“It is a significant step forward towards cheap and scalable mass
production,” Andrea Ferrari, an expert on graphene at the University
of Cambridge, told Nature. “The material is of a quality close to the
best in the literature, but with production rates apparently hundreds
of times higher.”
Currently the market for manufacturing graphene is booming as
speculative investors throw money at various companies. However, a lot
of the material produced is of low quality, with defects in the atomic
structure or chemical containments reducing the material’s efficacy.
Early studies suggest that Coleman’s process could be scaled up from
the kitchen blender-size to an industrial, 10,000 litre vat that could
produce as much as 100 grams of graphene per hour. Given that current
rates of production do not exceed 0.4 grams per hour this would be a
significant step forward.
“If you were to try this at home, you could use a household surfactant
(dishwashing liquid)," explains Coleman in a paper published online in
the journal Natural Materials. "However, I'm not sure I'd want to make

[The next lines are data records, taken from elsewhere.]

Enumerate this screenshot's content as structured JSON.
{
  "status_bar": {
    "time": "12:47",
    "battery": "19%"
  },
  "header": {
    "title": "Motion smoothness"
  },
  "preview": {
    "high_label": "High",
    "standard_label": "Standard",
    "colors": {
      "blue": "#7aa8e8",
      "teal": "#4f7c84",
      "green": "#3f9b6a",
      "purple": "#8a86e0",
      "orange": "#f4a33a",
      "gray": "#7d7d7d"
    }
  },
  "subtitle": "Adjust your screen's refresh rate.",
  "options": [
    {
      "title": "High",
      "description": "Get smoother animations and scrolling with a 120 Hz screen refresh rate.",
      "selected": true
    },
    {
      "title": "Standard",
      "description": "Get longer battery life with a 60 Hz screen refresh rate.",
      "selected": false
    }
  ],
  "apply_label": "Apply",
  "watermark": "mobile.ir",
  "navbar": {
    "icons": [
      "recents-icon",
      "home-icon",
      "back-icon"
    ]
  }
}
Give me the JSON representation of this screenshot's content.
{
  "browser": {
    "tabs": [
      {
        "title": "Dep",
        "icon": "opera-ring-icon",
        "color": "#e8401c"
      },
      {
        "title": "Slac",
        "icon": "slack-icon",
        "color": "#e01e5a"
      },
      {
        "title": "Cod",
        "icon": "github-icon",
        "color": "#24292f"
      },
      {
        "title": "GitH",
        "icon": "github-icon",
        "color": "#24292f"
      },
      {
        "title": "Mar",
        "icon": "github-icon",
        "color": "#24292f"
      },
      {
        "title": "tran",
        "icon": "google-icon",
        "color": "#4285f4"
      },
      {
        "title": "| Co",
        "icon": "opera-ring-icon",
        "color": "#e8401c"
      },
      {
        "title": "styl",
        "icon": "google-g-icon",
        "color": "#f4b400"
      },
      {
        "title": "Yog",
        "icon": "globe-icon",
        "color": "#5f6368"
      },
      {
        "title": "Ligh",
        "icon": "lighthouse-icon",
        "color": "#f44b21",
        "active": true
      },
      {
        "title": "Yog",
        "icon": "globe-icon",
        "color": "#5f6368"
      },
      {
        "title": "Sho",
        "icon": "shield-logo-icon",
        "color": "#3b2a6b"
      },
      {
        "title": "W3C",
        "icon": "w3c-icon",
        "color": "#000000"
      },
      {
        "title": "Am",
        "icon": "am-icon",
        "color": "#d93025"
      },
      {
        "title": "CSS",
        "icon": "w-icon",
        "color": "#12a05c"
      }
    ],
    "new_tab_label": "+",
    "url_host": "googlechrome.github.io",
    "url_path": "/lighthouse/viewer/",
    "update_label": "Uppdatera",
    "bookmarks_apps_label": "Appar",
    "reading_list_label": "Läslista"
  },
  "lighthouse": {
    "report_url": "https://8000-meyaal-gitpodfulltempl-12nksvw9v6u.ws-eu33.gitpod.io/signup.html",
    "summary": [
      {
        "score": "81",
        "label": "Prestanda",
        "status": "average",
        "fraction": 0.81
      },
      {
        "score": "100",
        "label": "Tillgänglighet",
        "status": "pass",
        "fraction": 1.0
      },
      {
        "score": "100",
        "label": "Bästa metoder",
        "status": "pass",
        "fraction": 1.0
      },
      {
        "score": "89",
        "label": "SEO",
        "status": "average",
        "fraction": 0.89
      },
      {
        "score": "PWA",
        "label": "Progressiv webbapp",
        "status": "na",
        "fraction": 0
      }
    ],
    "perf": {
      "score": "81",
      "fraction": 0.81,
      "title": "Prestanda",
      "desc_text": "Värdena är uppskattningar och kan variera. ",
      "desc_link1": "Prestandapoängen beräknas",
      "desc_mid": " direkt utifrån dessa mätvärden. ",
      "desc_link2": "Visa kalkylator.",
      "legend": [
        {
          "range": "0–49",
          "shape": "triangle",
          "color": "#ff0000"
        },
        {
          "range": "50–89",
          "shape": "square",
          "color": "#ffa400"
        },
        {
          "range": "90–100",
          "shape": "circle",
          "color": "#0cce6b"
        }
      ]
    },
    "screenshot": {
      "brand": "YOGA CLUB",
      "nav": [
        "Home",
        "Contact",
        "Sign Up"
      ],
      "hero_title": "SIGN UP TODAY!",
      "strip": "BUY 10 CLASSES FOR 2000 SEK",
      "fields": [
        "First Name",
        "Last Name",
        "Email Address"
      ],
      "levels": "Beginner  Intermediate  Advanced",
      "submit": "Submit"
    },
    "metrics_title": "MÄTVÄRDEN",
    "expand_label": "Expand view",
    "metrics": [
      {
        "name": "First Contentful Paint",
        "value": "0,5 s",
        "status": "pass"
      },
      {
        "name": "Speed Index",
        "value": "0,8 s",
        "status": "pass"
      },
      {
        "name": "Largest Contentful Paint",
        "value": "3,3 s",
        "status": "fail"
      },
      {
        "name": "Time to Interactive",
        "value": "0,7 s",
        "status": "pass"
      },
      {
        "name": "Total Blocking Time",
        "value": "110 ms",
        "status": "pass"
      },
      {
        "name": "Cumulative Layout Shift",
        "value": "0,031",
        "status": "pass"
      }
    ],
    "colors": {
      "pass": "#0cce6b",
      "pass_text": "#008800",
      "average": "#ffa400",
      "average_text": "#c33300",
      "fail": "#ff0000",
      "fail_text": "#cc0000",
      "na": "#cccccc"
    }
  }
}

a smoothie in a blender that has just been filled with graphite."